Louvres Similar to blind slats, louvres are the shutter components that you rotate to control the light and view.
Mouse Hole The indentation in the rails where the tilt rod lands. Our Invisible Tilt (IT) and Magnolia Advanced Plus (MAP) shutters eliminate the need for a mouse hole.
Panel A single shutter. Usually, one window will have two panels.
Rails The unmoving horizontal portions of the panel that give it its structure. Most shutters have top, divider (also known as “mid”) and bottom rails. A divider rail allows you to control the top portion of the shutters independently of the bottom portion.

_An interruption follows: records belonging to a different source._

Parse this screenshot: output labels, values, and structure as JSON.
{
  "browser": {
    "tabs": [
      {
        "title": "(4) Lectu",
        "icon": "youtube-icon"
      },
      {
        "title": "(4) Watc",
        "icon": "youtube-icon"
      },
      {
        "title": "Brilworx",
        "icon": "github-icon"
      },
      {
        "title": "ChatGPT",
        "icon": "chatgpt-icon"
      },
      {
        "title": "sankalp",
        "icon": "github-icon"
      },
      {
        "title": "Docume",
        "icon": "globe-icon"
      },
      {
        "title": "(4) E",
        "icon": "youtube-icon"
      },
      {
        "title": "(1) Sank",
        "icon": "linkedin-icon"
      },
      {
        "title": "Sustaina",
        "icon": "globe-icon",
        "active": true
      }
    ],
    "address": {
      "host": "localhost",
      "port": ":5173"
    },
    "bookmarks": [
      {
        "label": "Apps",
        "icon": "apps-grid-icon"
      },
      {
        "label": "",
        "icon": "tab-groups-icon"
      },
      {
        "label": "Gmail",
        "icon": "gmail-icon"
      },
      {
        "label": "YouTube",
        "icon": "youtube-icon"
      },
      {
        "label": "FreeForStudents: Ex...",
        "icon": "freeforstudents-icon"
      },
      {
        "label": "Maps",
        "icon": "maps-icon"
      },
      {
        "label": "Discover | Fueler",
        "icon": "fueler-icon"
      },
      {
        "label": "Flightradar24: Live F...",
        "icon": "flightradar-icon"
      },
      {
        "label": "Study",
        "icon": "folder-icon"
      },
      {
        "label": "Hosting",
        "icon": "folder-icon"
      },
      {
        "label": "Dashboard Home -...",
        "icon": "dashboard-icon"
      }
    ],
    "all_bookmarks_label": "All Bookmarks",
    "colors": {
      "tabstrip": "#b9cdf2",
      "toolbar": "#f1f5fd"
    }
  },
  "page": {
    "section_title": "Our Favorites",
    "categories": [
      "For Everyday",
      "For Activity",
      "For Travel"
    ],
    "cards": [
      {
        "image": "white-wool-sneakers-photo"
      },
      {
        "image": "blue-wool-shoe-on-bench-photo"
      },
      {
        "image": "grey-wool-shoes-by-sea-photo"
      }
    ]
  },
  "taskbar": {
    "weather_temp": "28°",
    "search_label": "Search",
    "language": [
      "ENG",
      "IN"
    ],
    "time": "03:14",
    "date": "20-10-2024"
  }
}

Stiles The unmoving vertical portions of the panel, just inside the frame.
Tilt Rod The vertical rod that is connected to all the louvres. To control the shutters, you manipulate the rod. Our Invisible Tilt (IT) and Magnolia Advanced Plus (MAP) shutters eliminate the need for a rod.
[square_window.jpg] Square Window – The blanket term for both square and rectangular windows with no curves or arches. This is the most common shape.
[id_eyebrow-150×150.jpg] ID Eyebrows – Shutters that cover an arched opening. The panels are manufactured with a curved top rail.
[fantop.jpg] Fan Top – A beautiful option for arched windows, featuring movable fanning louvres.
[eyebrow.jpg] Fan Top Eyebrows – Similar to the ID Eyebrows but with fanning louvres.
[rake.jpg] Rake – Rake Top shutters have a straight angled top with an angled top rail to conform with the opening.
[door_shutter.jpg] Door Shutters – Shutters aren’t limited to windows! We can design circular or rectangular cutouts to accommodate lever-type handles that protrude into the glass pane of the door.